believes this trend bodes well for further, modest state revenue gains that
should result in relatively stable education funding.
MODERATE DEBT BURDEN AND OTHER LONG-TERM LIABILITIES
The district's debt position is generally favorable. At 3% of market value or
about $2,100 on a per capita basis, overall debt levels remain moderate despite
multi-year SAV declines. Including this issuance, principal amortization of the
district's debt is very rapid and favorably offsets the high debt service
burden; nearly 100% is retired within 10 years. This issuance is the fourth
portion of a $148 million bond authorization approved by 66% of voters in

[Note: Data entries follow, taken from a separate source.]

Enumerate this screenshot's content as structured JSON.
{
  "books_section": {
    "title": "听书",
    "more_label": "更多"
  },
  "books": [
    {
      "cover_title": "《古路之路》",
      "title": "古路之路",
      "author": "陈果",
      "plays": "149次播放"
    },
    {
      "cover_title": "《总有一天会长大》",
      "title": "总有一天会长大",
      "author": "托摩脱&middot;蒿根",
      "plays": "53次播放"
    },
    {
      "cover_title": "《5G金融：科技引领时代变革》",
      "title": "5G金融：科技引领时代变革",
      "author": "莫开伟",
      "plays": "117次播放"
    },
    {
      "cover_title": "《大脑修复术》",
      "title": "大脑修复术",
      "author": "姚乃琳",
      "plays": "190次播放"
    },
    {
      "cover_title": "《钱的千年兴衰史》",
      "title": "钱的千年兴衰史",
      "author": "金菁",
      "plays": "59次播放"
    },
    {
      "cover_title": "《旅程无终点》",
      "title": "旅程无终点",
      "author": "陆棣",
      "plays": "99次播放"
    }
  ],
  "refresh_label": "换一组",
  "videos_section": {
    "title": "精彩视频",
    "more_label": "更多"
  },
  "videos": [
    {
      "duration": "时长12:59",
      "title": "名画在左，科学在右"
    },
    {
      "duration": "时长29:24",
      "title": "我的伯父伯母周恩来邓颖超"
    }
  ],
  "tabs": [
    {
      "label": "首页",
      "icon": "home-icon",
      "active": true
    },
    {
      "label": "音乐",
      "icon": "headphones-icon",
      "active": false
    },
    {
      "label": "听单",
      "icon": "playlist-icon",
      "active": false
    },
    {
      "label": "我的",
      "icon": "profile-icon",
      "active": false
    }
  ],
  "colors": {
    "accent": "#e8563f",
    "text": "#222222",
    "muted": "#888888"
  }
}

November 2008; proceeds will be used for various modernization and energy
efficiency improvements to existing facilities. The majority of the remaining
$34 million in bond authorization is scheduled for fiscal 2014, although

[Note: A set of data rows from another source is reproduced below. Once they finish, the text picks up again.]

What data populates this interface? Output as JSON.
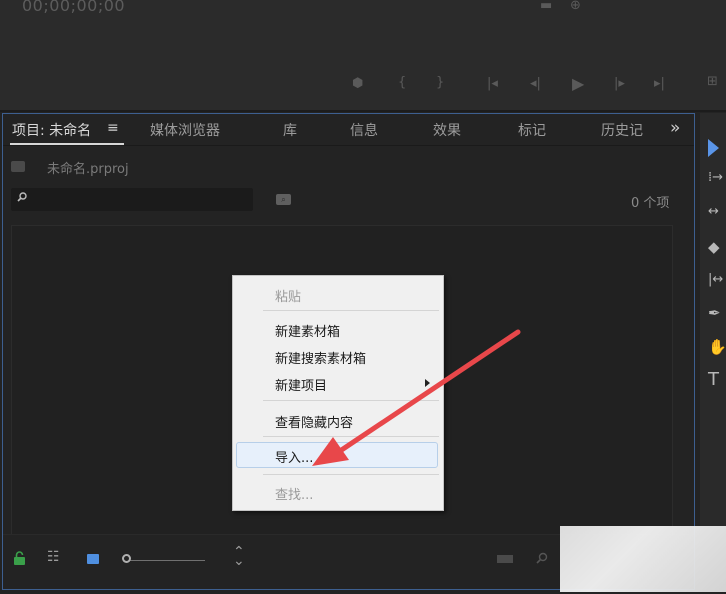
{
  "monitor": {
    "timecode": "00;00;00;00",
    "controls": [
      "marker-icon",
      "mark-in-icon",
      "mark-out-icon",
      "go-to-in-icon",
      "step-back-icon",
      "play-icon",
      "step-forward-icon",
      "go-to-out-icon",
      "more-icon"
    ]
  },
  "project_panel": {
    "tabs": [
      {
        "label": "项目: 未命名",
        "active": true
      },
      {
        "label": "媒体浏览器"
      },
      {
        "label": "库"
      },
      {
        "label": "信息"
      },
      {
        "label": "效果"
      },
      {
        "label": "标记"
      },
      {
        "label": "历史记"
      }
    ],
    "menu_glyph": "≡",
    "overflow_glyph": "»",
    "project_file": "未命名.prproj",
    "search": {
      "value": "",
      "placeholder": ""
    },
    "item_count": "0 个项"
  },
  "context_menu": {
    "items": [
      {
        "label": "粘贴",
        "enabled": false
      },
      {
        "label": "新建素材箱",
        "enabled": true
      },
      {
        "label": "新建搜索素材箱",
        "enabled": true
      },
      {
        "label": "新建项目",
        "enabled": true,
        "submenu": true
      },
      {
        "label": "查看隐藏内容",
        "enabled": true
      },
      {
        "label": "导入...",
        "enabled": true,
        "hovered": true
      },
      {
        "label": "查找...",
        "enabled": false
      }
    ]
  },
  "tools": [
    "selection-tool-icon",
    "track-select-icon",
    "ripple-edit-icon",
    "razor-icon",
    "slip-icon",
    "pen-icon",
    "hand-icon",
    "type-tool-icon"
  ],
  "colors": {
    "accent": "#4f8fe0",
    "annotation": "#e8474a",
    "panel_border": "#3d5f90",
    "lock": "#3aa04a"
  }
}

issuance plans depend on SAV and enrollment trends. Plans for a new elementary
school included in the original bond authorization have been delayed given
recent enrollment declines.
The district's pension plan, as well as disability, death and healthcare
benefits, is through the Arizona State Retirement System (ASRS); the district
has made 100% of its annual required contribution (ARC) in fiscal years
2009-2011, equivalent to $13 million in fiscal 2011 or a moderate 7% of the
year's operating expenditures. ASRS pension funding levels are satisfactory at
75.8% at June 30, 2011, but fall to a below-average funded position at
approximately 68% after adjusting for a more conservative 7% investment rate of
return assumption. The district also offers other post-employment (OPEB)
healthcare benefits to a limited pool of retirees. Funding is done on a pay-go
basis presently, although management expects a sizeable reduction to the OPEB
liability over time as most retirees have been shifted to the ASRS healthcare
system from the district's own self-insured health care program.
NEAR-TERM CAPITAL FUNDING CONSTRAINED
Renewal of the district's annual capital override that generates about $7.5
million in property taxes in order to provide additional funding for critical
'soft capital' needs such as textbooks and technology failed in the November
2012 election. Management may approach voters for renewal in future election
cycles, but current plans call for meeting those needs over the near term with
available capital reserves that total about $7 million (on a restricted basis)
of the fiscal 2011 general fund balance.
In addition, Fitch notes the district's diminished bonding capacity within its
class B bond statutory limit (no more than 10% of net SAV in indebtedness) after
sizeable SAV declines since fiscal 2010. Future debt issuances will not only be
dependent on the pace of existing principal repayment, but on the return of SAV
gains as well. While the state has historically provided facility funding for
growing school districts and some building improvements, the future availability
of such funding remains uncertain.